As computational expense decreases Discrete Element Method (DEM) has increased in popularity as a tool to model granular material. Unfortunately wide spread access to DEM software is still an issue, as many researchers in academia and industry simply do not have access to proprietary software packages, including the author of this paper. Thus the importance of verifying open-source packages for their legitimacy relative to their proprietary counterparts. Thus the scope of this paper is to further validate two open-source packages, Yet Another Dynamic Engine (Yade) and Project Chrono, are capable of generating reliable results.

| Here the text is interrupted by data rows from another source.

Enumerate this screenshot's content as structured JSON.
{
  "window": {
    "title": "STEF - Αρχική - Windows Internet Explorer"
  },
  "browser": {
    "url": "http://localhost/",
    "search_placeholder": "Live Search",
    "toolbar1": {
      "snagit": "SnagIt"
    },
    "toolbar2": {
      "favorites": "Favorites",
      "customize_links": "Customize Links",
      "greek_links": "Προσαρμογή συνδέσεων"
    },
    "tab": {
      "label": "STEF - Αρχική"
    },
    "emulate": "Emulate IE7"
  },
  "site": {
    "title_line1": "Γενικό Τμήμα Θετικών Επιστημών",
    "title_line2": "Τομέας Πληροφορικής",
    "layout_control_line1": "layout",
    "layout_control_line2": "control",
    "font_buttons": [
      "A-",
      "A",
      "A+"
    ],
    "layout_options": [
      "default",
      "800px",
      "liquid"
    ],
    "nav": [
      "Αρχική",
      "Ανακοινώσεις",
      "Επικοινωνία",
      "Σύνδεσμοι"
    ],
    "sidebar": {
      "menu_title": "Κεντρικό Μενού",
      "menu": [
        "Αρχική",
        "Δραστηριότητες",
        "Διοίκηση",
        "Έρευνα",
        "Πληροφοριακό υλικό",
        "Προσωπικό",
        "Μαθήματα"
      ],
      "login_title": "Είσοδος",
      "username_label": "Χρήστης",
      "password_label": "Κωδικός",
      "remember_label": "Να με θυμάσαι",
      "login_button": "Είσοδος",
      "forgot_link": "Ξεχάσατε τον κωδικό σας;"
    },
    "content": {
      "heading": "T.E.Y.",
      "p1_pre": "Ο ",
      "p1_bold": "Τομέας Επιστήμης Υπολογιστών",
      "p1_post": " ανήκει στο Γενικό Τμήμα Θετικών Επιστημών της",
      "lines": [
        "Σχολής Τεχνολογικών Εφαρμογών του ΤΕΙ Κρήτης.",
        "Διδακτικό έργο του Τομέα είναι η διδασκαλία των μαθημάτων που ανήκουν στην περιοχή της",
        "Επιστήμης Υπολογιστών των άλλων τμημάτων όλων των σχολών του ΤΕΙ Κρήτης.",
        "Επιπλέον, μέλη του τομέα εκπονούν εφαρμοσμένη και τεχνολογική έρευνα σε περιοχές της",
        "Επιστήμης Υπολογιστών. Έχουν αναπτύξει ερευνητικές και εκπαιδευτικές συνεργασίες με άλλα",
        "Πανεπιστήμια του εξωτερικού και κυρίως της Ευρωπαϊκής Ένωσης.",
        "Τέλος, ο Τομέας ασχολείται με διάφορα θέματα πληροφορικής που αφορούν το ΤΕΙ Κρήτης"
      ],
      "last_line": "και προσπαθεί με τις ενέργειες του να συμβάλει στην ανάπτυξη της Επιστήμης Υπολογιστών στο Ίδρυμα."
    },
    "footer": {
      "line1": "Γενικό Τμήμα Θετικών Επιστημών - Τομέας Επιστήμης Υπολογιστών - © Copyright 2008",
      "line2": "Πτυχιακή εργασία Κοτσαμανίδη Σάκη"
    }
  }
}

Yade and Project Chrono were evaluated against a series of established particle level impact benchmark modeling cases (e.g., between two spheres or a sphere and rigid wall). These cases were designed to evaluate elastic normal impacts, energy dissipation for normal impacts, and energy dissipation due to oblique impacts. In addition each test case was investigated twice implementing a change in material properties on the second simulation. Many of the resulting forces, moments, and accelerations were found to agree with theoretical solutions and/or proprietary software model results published in the existing literature . The discrepancies are still under investigation. These open source software packages are found to have advantages that are useful in an university research or an industrial environment.